NPR’s Scott Simon talks with Mardi Gras parade organizer Devin De Wulf, whose organization, Krewe of Red Beans, is decorating locals homes as floats, and donating the money they earn to local artists.
New Orleans and Mardi Gras go hand in hand, so when the city decided it had to cancel the the parades, parties and large gatherings for 2021, residents knew they wouldn’t let the holiday pass without a celebration.
Mardi Gras parades are not permitted this year because large gatheringshave proven to be super-spreader events for COVID-19, said Mayor LaToya Cantrell’s office. But despite the cancellations, festive “floats” will still line the streets of New Orleans — because people have decided to decorate their houses instead.
House decorating has given artists in the city months of work when jobs were sparse due to the pandemic. Krewe of House Floats is a local group connecting homeowners looking to celebrate Mardi Gras with businesses hit hard by the pandemic that can help with decorations.

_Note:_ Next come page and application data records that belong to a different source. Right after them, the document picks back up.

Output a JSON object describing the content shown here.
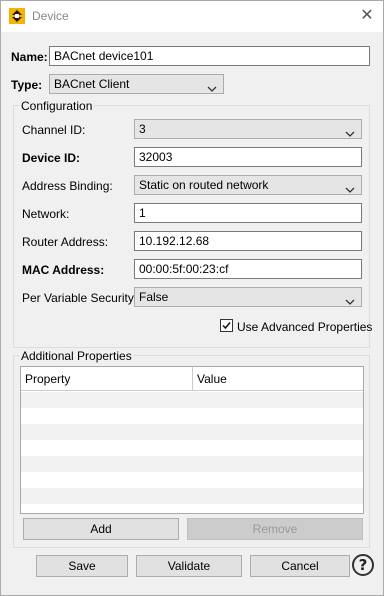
{
  "window": {
    "title": "Device"
  },
  "icons": {
    "app": "up-down-arrows-icon",
    "close": "close-icon",
    "chevron": "chevron-down-icon",
    "help": "help-icon",
    "check": "checkmark-icon"
  },
  "form": {
    "name_label": "Name:",
    "name_value": "BACnet device101",
    "type_label": "Type:",
    "type_value": "BACnet Client"
  },
  "configuration": {
    "title": "Configuration",
    "channel_label": "Channel ID:",
    "channel_value": "3",
    "device_id_label": "Device ID:",
    "device_id_value": "32003",
    "address_binding_label": "Address Binding:",
    "address_binding_value": "Static on routed network",
    "network_label": "Network:",
    "network_value": "1",
    "router_label": "Router Address:",
    "router_value": "10.192.12.68",
    "mac_label": "MAC Address:",
    "mac_value": "00:00:5f:00:23:cf",
    "security_label": "Per Variable Security:",
    "security_value": "False",
    "advanced_label": "Use Advanced Properties",
    "advanced_checked": true
  },
  "additional": {
    "title": "Additional Properties",
    "columns": [
      "Property",
      "Value"
    ],
    "add_label": "Add",
    "remove_label": "Remove"
  },
  "footer": {
    "save_label": "Save",
    "validate_label": "Validate",
    "cancel_label": "Cancel",
    "help_label": "?"
  }
}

Megan Joy Boudreaux, who created the Krewe of House Floats, was one of the first people to mobilize the effort to decorate houses in lieu of regular Mardi Gras parade floats.

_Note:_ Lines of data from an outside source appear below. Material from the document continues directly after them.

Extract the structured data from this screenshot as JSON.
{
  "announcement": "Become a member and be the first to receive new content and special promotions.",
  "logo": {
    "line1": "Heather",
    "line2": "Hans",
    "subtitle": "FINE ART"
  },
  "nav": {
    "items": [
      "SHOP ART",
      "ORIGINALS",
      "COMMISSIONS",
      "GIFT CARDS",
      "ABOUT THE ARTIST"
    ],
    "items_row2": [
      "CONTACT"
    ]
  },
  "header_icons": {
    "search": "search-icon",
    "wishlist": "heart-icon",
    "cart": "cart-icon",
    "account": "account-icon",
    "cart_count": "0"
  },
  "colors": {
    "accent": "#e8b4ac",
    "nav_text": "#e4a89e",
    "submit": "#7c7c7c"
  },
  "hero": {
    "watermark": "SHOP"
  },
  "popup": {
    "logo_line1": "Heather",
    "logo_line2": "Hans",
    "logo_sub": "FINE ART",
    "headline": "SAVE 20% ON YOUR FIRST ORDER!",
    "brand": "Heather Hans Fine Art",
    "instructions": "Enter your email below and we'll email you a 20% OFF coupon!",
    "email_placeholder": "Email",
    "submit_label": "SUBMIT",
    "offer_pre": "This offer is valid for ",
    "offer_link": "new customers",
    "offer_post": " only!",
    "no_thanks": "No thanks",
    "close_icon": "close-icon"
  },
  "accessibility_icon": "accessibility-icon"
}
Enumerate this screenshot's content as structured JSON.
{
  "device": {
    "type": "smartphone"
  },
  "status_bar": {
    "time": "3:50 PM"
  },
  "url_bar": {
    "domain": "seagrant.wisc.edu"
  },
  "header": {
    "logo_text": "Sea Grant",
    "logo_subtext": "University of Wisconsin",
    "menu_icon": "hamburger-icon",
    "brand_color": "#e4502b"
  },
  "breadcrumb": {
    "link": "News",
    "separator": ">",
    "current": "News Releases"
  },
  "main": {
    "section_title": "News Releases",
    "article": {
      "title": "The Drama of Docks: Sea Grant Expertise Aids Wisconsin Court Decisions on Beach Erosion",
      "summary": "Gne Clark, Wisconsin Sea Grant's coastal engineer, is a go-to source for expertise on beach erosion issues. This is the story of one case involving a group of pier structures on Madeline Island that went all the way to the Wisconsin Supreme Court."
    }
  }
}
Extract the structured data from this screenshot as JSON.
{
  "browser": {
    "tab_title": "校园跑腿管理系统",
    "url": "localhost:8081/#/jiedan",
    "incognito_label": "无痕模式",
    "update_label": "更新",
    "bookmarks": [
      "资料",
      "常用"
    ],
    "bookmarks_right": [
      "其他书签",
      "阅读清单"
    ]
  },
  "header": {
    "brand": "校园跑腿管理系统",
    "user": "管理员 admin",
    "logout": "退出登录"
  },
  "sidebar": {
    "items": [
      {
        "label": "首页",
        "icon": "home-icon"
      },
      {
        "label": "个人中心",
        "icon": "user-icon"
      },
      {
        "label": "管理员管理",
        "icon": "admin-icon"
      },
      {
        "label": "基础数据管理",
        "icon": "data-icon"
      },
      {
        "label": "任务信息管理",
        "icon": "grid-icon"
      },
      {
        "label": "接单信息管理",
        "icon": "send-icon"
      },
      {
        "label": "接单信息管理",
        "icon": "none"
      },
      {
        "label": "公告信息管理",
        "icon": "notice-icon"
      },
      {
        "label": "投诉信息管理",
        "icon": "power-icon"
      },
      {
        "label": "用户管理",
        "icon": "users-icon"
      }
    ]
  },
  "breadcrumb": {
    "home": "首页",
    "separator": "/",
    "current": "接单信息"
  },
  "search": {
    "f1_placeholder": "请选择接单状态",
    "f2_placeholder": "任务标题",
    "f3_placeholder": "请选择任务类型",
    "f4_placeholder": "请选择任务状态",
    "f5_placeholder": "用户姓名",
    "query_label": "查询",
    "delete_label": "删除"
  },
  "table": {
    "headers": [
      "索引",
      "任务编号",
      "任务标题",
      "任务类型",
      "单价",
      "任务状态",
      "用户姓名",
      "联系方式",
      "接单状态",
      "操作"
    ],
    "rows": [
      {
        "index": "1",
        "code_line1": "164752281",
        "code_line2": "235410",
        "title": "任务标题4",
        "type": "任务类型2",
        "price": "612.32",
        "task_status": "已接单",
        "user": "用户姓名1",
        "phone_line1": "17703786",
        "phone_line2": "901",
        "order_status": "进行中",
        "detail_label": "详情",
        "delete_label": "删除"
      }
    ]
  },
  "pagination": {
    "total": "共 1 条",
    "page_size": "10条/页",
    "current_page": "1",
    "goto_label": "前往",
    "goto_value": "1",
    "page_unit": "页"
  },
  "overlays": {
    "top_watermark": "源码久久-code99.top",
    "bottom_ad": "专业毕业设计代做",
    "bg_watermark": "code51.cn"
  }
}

When it was decided on November 17 that the city would not hold its traditional parades during the pandemic, Boudreaux tweeted: “It’s decided. We’re doing this. Turn your house into a float and throw all the beads from your attic at your neighbors walking by. #mardigras2021“

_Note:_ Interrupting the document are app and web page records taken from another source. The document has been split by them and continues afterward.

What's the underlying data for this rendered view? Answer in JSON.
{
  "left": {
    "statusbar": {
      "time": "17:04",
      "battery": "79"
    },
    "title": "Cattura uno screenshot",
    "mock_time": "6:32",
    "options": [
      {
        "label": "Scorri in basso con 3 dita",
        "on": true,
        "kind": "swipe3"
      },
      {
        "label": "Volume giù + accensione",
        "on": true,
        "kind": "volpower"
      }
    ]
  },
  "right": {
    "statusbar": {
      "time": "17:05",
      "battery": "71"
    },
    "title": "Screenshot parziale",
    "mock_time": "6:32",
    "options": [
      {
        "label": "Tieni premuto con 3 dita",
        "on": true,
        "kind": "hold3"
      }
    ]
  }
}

She soon created the Krewe of House Floats Facebook group to begin planning the alternative event.
Now, Stronghold Studios is taking orders for house floats and has been able to hire nine employees.
The “Hire a Mardi Gras Artist” project, which also helps Mardi Gras artists find work, began their operation last year in partnership with the the Krewe of Red Beans.
“Krewes” are organizations that put on parades during Mardi Gras. Each has a unique history and some have been around for many decades.
The “Hire a Mardi Gras Artist” project hopes to create at least 40 house floats across the city — but it’s only possible through fundraising. Artists are paid through donations and their elaborate creations cost about $10,000 per house, according to WWL.
“I’ve never been on a Mardi Gras float until now,” Demian Estevez told WWL after his house was transformed into a float by artist Caroline Thomas.
“This is the most beautiful and amazing thing ever,” Angela Estevez said. “There’s been a lot of tears. There’s been so many happy tears.”
Mardi Gras season, also known as Carnival, began on January 6 this year. Houses will be decorated at least two weeks before Fat Tuesday arrives on February 16.
Participating homes will have their addresses on an official online map for spectators, one of the mapmakers, Charlotte “Charlie” Jallans-Daly, told the Associated Press.